This sort of visceral soul-nourishing-cashmere-jumper-style comfort is exactly what we need in times like these. Times when we’re trapped in our homes, away from our loved ones, many struggling financially, fearful for their health and their futures. So thank god that Nigella had the foresight in the first lockdown to finish writing her latest book, Cook, Eat, Repeat (add in sleep and you have the most accurate description of 2020 yet).
On Monday, the book – coincidentally released on the same day lockdown 2.0 began – will be brought to life with a new BBC series. So, in a bid to channel my inner-Nigella I decided to spend the first weekend of our government-mandated confinement sampling her new recipes. As she says, cooking really is “only either chopping and stirring” so what could go wrong?

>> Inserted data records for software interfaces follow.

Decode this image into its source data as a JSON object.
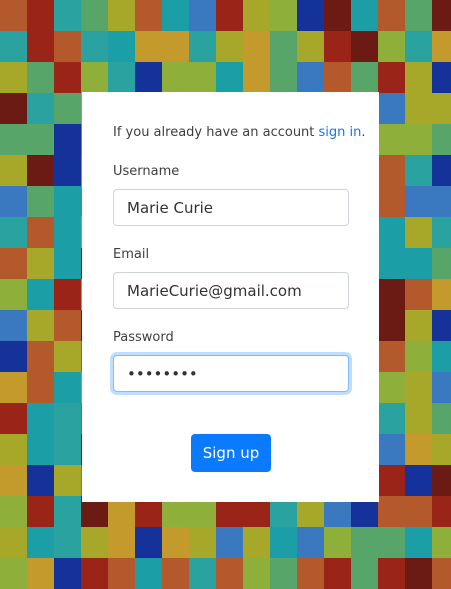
{
  "background": {
    "palette": [
      "#1b9ea6",
      "#2aa3a0",
      "#57a568",
      "#8faf3b",
      "#a7a72a",
      "#b3592b",
      "#9a2418",
      "#6b1b14",
      "#15329b",
      "#3a79c0",
      "#c39a2b"
    ]
  },
  "form": {
    "intro_text": "If you already have an account ",
    "intro_link": "sign in",
    "intro_suffix": ".",
    "username": {
      "label": "Username",
      "value": "Marie Curie"
    },
    "email": {
      "label": "Email",
      "value": "MarieCurie@gmail.com"
    },
    "password": {
      "label": "Password",
      "value": "••••••••"
    },
    "submit_label": "Sign up"
  }
}
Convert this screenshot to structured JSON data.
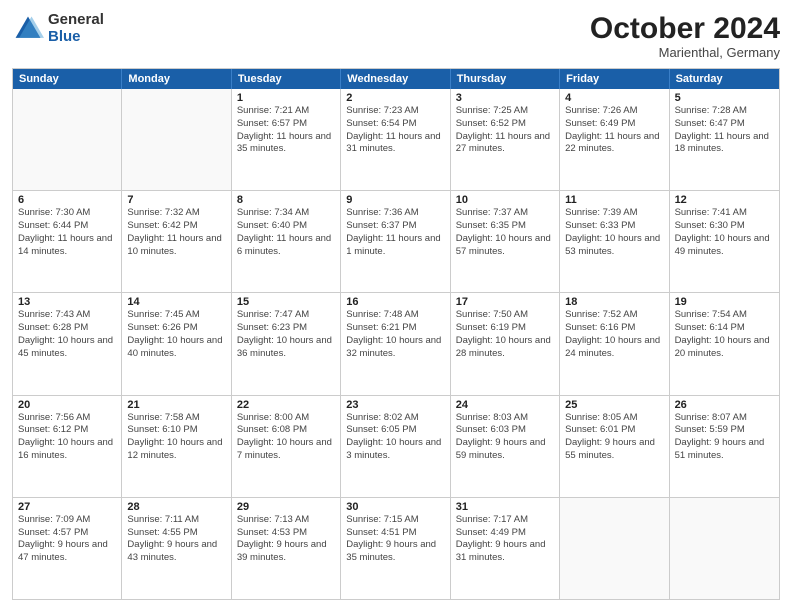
{
  "logo": {
    "general": "General",
    "blue": "Blue"
  },
  "header": {
    "month": "October 2024",
    "location": "Marienthal, Germany"
  },
  "weekdays": [
    "Sunday",
    "Monday",
    "Tuesday",
    "Wednesday",
    "Thursday",
    "Friday",
    "Saturday"
  ],
  "rows": [
    [
      {
        "day": "",
        "sunrise": "",
        "sunset": "",
        "daylight": ""
      },
      {
        "day": "",
        "sunrise": "",
        "sunset": "",
        "daylight": ""
      },
      {
        "day": "1",
        "sunrise": "Sunrise: 7:21 AM",
        "sunset": "Sunset: 6:57 PM",
        "daylight": "Daylight: 11 hours and 35 minutes."
      },
      {
        "day": "2",
        "sunrise": "Sunrise: 7:23 AM",
        "sunset": "Sunset: 6:54 PM",
        "daylight": "Daylight: 11 hours and 31 minutes."
      },
      {
        "day": "3",
        "sunrise": "Sunrise: 7:25 AM",
        "sunset": "Sunset: 6:52 PM",
        "daylight": "Daylight: 11 hours and 27 minutes."
      },
      {
        "day": "4",
        "sunrise": "Sunrise: 7:26 AM",
        "sunset": "Sunset: 6:49 PM",
        "daylight": "Daylight: 11 hours and 22 minutes."
      },
      {
        "day": "5",
        "sunrise": "Sunrise: 7:28 AM",
        "sunset": "Sunset: 6:47 PM",
        "daylight": "Daylight: 11 hours and 18 minutes."
      }
    ],
    [
      {
        "day": "6",
        "sunrise": "Sunrise: 7:30 AM",
        "sunset": "Sunset: 6:44 PM",
        "daylight": "Daylight: 11 hours and 14 minutes."
      },
      {
        "day": "7",
        "sunrise": "Sunrise: 7:32 AM",
        "sunset": "Sunset: 6:42 PM",
        "daylight": "Daylight: 11 hours and 10 minutes."
      },
      {
        "day": "8",
        "sunrise": "Sunrise: 7:34 AM",
        "sunset": "Sunset: 6:40 PM",
        "daylight": "Daylight: 11 hours and 6 minutes."
      },
      {
        "day": "9",
        "sunrise": "Sunrise: 7:36 AM",
        "sunset": "Sunset: 6:37 PM",
        "daylight": "Daylight: 11 hours and 1 minute."
      },
      {
        "day": "10",
        "sunrise": "Sunrise: 7:37 AM",
        "sunset": "Sunset: 6:35 PM",
        "daylight": "Daylight: 10 hours and 57 minutes."
      },
      {
        "day": "11",
        "sunrise": "Sunrise: 7:39 AM",
        "sunset": "Sunset: 6:33 PM",
        "daylight": "Daylight: 10 hours and 53 minutes."
      },
      {
        "day": "12",
        "sunrise": "Sunrise: 7:41 AM",
        "sunset": "Sunset: 6:30 PM",
        "daylight": "Daylight: 10 hours and 49 minutes."
      }
    ],
    [
      {
        "day": "13",
        "sunrise": "Sunrise: 7:43 AM",
        "sunset": "Sunset: 6:28 PM",
        "daylight": "Daylight: 10 hours and 45 minutes."
      },
      {
        "day": "14",
        "sunrise": "Sunrise: 7:45 AM",
        "sunset": "Sunset: 6:26 PM",
        "daylight": "Daylight: 10 hours and 40 minutes."
      },
      {
        "day": "15",
        "sunrise": "Sunrise: 7:47 AM",
        "sunset": "Sunset: 6:23 PM",
        "daylight": "Daylight: 10 hours and 36 minutes."
      },
      {
        "day": "16",
        "sunrise": "Sunrise: 7:48 AM",
        "sunset": "Sunset: 6:21 PM",
        "daylight": "Daylight: 10 hours and 32 minutes."
      },
      {
        "day": "17",
        "sunrise": "Sunrise: 7:50 AM",
        "sunset": "Sunset: 6:19 PM",
        "daylight": "Daylight: 10 hours and 28 minutes."
      },
      {
        "day": "18",
        "sunrise": "Sunrise: 7:52 AM",
        "sunset": "Sunset: 6:16 PM",
        "daylight": "Daylight: 10 hours and 24 minutes."
      },
      {
        "day": "19",
        "sunrise": "Sunrise: 7:54 AM",
        "sunset": "Sunset: 6:14 PM",
        "daylight": "Daylight: 10 hours and 20 minutes."
      }
    ],
    [
      {
        "day": "20",
        "sunrise": "Sunrise: 7:56 AM",
        "sunset": "Sunset: 6:12 PM",
        "daylight": "Daylight: 10 hours and 16 minutes."
      },
      {
        "day": "21",
        "sunrise": "Sunrise: 7:58 AM",
        "sunset": "Sunset: 6:10 PM",
        "daylight": "Daylight: 10 hours and 12 minutes."
      },
      {
        "day": "22",
        "sunrise": "Sunrise: 8:00 AM",
        "sunset": "Sunset: 6:08 PM",
        "daylight": "Daylight: 10 hours and 7 minutes."
      },
      {
        "day": "23",
        "sunrise": "Sunrise: 8:02 AM",
        "sunset": "Sunset: 6:05 PM",
        "daylight": "Daylight: 10 hours and 3 minutes."
      },
      {
        "day": "24",
        "sunrise": "Sunrise: 8:03 AM",
        "sunset": "Sunset: 6:03 PM",
        "daylight": "Daylight: 9 hours and 59 minutes."
      },
      {
        "day": "25",
        "sunrise": "Sunrise: 8:05 AM",
        "sunset": "Sunset: 6:01 PM",
        "daylight": "Daylight: 9 hours and 55 minutes."
      },
      {
        "day": "26",
        "sunrise": "Sunrise: 8:07 AM",
        "sunset": "Sunset: 5:59 PM",
        "daylight": "Daylight: 9 hours and 51 minutes."
      }
    ],
    [
      {
        "day": "27",
        "sunrise": "Sunrise: 7:09 AM",
        "sunset": "Sunset: 4:57 PM",
        "daylight": "Daylight: 9 hours and 47 minutes."
      },
      {
        "day": "28",
        "sunrise": "Sunrise: 7:11 AM",
        "sunset": "Sunset: 4:55 PM",
        "daylight": "Daylight: 9 hours and 43 minutes."
      },
      {
        "day": "29",
        "sunrise": "Sunrise: 7:13 AM",
        "sunset": "Sunset: 4:53 PM",
        "daylight": "Daylight: 9 hours and 39 minutes."
      },
      {
        "day": "30",
        "sunrise": "Sunrise: 7:15 AM",
        "sunset": "Sunset: 4:51 PM",
        "daylight": "Daylight: 9 hours and 35 minutes."
      },
      {
        "day": "31",
        "sunrise": "Sunrise: 7:17 AM",
        "sunset": "Sunset: 4:49 PM",
        "daylight": "Daylight: 9 hours and 31 minutes."
      },
      {
        "day": "",
        "sunrise": "",
        "sunset": "",
        "daylight": ""
      },
      {
        "day": "",
        "sunrise": "",
        "sunset": "",
        "daylight": ""
      }
    ]
  ]
}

The book itself is less of a classic “recipe book” in that it isn’t just a front-to-back catalogue of instructions, but more a collection of food essays interspersed with recipes. The kind of book you can read for enjoyment rather than just blindly follow. I decided three items is a reasonable amount to achieve in a weekend; opting for the fish finger bhorta (p.60), the tuscan bean soup (p.296) and the chocolate, tahini and banana pudding (p.80).
As a pescatarian there are large parts of the book that are (sadly) off limits, but the chapter dedicated solely to anchovies (“A is for anchovy”) make me feel more than well catered for. In fact several of the chapters feel like I could have titled them myself: “A loving defence of brown food” and “Much depends on dinner” spring to mind.
Starting with the savoury items (not a total child) I cook the fish finger bhorta and soup on Saturday night, using all the crockery in the house in the process. Both are surprisingly simple and the fact I am able to achieve this without a meltdown and ordering a pizza instead is a testament to Nigella’s abilities. Both really do just involve a lot of cutting vegetables before throwing them all together in a pan to do the work.
I was worried the bhorta would just be something where I dug around the onions and spinach picking out the fish fingers, but actually the combination of caramelized onions, mustard, chilli, garlic, ginger (I did about half the recommended amount and left out the coriander) was delicious. It felt familiar and yet like something I’d never tasted before. Would cook again.
Feeling surprisingly full after the bhorta (we used 10 fish fingers instead of 12 as Birds Eye sells them in boxes of this size) we held the soup ’till Sunday lunchtime. Again, when it was cooking I was a bit unsure about the final result, but it was really delicious. It felt simultaneously healthy and wholesome and there was enough to go back for seconds, and still have weekday leftovers. Side note, I did forget the bread (sorry Queen) and added a sprinkle of salt on top to serve.
Last but not least we cooked the chocolate, tahini and banana pudding (you can do as a bread too but when given the choice between a loaf and a melt-in-the-middle dessert there really is no contest). Again it was simple, the prep took less than 15 minutes and I was even able to be distracted by Strictly and not screw up. It baked for 40 minutes and it still had that soft centre that I was looking for. Even the household banana hater went back for a second slice.
Each one I would cook again without hesitation, confident that my success wasn’t just beginner’s luck. Unlike the culinary attempts of March lockdown (never again, sourdough starter) Nigella doesn’t set the bar impossibly high in a bid to show off her culinary skills. You really feel as if she wants you to succeed, gently holding your hand and leading you to the oven to prove that even you – the woman who burnt porridge – can share in her love of food. And if there is one thing lockdown 2.0 needs more of, it is compassion and kindness like that.
Cook, Eat, Repeat by Nigella Lawson, (£26), is out now .